Aug 31 , 2021
Parenting is one of the most challenging jobs you will have to do. Parenting is a rollercoaster where no two rides are the same. It has good days and bad days. A good parent aspires to make decisions in the best interest of their child. However, whether the decision is good or not can only be seen in retrospect.
Unlike the contrary belief, a good parent is not perfect. No parent is perfect, and no child is perfect. It is essential to keep this in mind when setting your expectations. Successful parenting does not mean you have achieved perfection. It means that one should set high standards for themselves and then work towards achieving them. One should aim to be a good human being so as to lead by example.
Below are 10 key factors of parenting:
- Be a good role model
Don’t just tell them what you want them to do. Show them. Walk the walk. Human beings learn best by imitation. We are programmed so that we tend to copy other’s actions in order to understand them and incorporate them as our own. Children, in particular, observe everything their parents do very closely.
- Be expressive
There is nothing known as showing too much love. Loving does not equate to spoiling. If you choose to give them materialistic things, leniency, low expectation, etc., that is when you will have a spoilt child. Loving your child simply means hugs, spending more time with them, attentively listening to them, and taking them seriously every day. Doing so will release a hormone called oxytocin which brings a deep sense of calm and emotional warmth to a child.
- Be consistent with your discipline
Discipline is essential in every household. The goal is to help kids learn what acceptable behaviors are and practice self-restraint. They may test the limits you establish, but they need those limits to grow into respectable, responsible adults. However, be consistent in the rules you establish. If you keep changing the rules, it may confuse the child, and in turn, you may lose your credibility.
- Make time
This is the best way to show you love your kids and, quite frankly, the hardest. Try to squeeze in a quick breakfast before you all head off to your respective workplaces, or take a 10-minute walk after dinner. Kids often want attention from their parents. If they don’t get it, they frequently misbehave in order to be noticed.
- Make communication a priority

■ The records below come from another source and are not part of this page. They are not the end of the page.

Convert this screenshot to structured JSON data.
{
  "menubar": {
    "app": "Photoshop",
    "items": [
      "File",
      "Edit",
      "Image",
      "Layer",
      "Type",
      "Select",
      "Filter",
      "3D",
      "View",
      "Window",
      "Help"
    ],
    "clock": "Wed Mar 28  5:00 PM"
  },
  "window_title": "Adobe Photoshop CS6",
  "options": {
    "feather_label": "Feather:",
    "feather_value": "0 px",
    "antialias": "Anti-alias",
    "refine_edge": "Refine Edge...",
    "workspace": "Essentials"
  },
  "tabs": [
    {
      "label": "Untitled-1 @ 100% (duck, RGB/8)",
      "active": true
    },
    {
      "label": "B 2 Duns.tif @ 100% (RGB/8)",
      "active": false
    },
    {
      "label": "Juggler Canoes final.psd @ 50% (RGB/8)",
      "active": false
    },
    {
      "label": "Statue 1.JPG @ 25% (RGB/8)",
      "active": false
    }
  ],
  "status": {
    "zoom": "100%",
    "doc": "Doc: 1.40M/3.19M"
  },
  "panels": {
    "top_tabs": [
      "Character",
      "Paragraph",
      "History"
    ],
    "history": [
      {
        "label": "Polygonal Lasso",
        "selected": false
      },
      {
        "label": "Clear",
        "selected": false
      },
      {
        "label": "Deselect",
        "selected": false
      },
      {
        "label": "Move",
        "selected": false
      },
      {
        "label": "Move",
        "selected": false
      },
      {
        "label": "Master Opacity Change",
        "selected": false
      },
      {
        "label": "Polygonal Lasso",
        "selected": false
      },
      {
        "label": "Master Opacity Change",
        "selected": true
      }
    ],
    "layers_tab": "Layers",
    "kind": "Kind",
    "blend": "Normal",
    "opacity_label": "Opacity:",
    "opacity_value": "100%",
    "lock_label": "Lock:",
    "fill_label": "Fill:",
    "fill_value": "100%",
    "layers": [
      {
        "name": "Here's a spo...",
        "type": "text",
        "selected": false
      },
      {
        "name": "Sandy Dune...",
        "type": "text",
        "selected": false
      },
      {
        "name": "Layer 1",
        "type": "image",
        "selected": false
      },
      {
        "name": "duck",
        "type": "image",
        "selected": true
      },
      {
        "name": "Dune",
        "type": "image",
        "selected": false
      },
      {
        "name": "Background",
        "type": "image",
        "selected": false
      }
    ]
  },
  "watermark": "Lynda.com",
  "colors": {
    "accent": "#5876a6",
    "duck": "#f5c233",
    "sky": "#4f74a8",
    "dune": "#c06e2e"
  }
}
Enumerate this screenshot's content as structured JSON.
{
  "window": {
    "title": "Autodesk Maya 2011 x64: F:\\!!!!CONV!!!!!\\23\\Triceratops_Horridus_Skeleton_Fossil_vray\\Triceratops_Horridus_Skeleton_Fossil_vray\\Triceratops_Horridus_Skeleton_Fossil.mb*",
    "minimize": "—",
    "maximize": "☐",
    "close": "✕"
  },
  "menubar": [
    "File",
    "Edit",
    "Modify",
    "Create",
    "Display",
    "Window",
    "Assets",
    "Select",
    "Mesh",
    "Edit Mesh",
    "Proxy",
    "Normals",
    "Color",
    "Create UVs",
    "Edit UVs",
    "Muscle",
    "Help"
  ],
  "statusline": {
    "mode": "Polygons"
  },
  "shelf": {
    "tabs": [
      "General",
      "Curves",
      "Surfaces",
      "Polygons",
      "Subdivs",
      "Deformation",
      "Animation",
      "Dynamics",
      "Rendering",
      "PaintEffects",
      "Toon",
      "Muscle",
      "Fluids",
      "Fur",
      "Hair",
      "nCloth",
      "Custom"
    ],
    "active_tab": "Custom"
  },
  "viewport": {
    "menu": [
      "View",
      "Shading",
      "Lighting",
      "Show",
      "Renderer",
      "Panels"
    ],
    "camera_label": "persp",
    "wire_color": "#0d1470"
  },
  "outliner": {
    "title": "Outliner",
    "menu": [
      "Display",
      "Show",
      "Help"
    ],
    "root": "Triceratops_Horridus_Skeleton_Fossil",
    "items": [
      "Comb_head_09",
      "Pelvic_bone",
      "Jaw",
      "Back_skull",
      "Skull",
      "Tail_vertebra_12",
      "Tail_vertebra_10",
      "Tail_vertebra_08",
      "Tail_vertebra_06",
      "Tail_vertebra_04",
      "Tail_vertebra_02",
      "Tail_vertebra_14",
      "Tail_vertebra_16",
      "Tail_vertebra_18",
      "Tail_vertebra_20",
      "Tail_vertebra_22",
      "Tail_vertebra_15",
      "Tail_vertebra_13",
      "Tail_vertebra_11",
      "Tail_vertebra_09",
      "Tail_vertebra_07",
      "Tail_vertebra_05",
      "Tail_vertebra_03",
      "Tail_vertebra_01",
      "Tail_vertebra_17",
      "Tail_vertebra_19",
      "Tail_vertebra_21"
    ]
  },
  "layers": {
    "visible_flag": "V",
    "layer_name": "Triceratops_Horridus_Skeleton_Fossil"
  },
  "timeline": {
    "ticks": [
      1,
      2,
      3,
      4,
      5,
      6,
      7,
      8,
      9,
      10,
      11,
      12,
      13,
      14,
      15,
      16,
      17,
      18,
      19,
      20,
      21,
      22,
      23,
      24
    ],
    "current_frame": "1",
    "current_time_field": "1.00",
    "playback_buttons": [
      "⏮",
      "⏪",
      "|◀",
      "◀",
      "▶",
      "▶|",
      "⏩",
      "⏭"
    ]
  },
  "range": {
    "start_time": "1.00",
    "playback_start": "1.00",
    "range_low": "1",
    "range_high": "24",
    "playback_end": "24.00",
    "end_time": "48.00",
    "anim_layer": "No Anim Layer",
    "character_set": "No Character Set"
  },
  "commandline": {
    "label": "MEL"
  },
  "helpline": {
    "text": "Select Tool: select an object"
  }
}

You can’t expect your kids to do everything just because you ‘said so.’ They deserve explanations just as much as adults. If we don’t give them explanations, they will begin to wonder if our values have any basis at all. Parents who usually reason with their kids give space for more conversation and give room for exchanging knowledge.
- Let your child be independent
Setting limits helps develop self-control but encourage some form of independence to enable your child to develop a sense of self-direction. To be a successful human being, you need a little bit of both, some control and some independence.
- Don’t be harsh
Do NOT hit your child under any circumstances. Studies show that children that are spanked or slapped are more prone to inflict violence on other children. They use aggression to solve issues.
- Give respect
The best way to get respect is to give respect. Give your child the courtesies you would offer to anyone else. Don’t speak over them. Talk softly. Respect their opinions.
- Keep your own well-being a priority
As parents, you need relief too in order to work at your optimum capacity. Frequently, your other relationships or your health takes a back seat when a child is born. Prioritize yourself too at times in order to stay content.
- Keep reading
Keep educating yourself regarding new hacks and tips on parenting. Read books on psychology and the sociology of children to keep yourself up to date with any recent findings that may help you better your techniques.
All in all, strive to be a good parent, and don’t be too hard on yourself.
Dr. Sharon Fried Buchalter Ph.D., is a distinguished clinical psychologist, life coach, and public speaker who has worked as a Marriage and Family Therapist and clinical social worker. She received the highest accreditation as a board-certified diplomate-fellow in advanced child and adolescent psychology. She has spent her lifetime educating, enlightening and empowering parents and children of all ages.
She has developed revolutionary tools to help couples, parents, and families achieve happiness and success. Her first book Children Are People Too, provides eight essential steps designed to strengthen families and empower parents to be their own child's life coach and mentor. Her second book New Parents Are People Too, provides relationship advice for couples entering parenthood for the first time.
She is also the founder and owner of Products On The Go and Little Toes.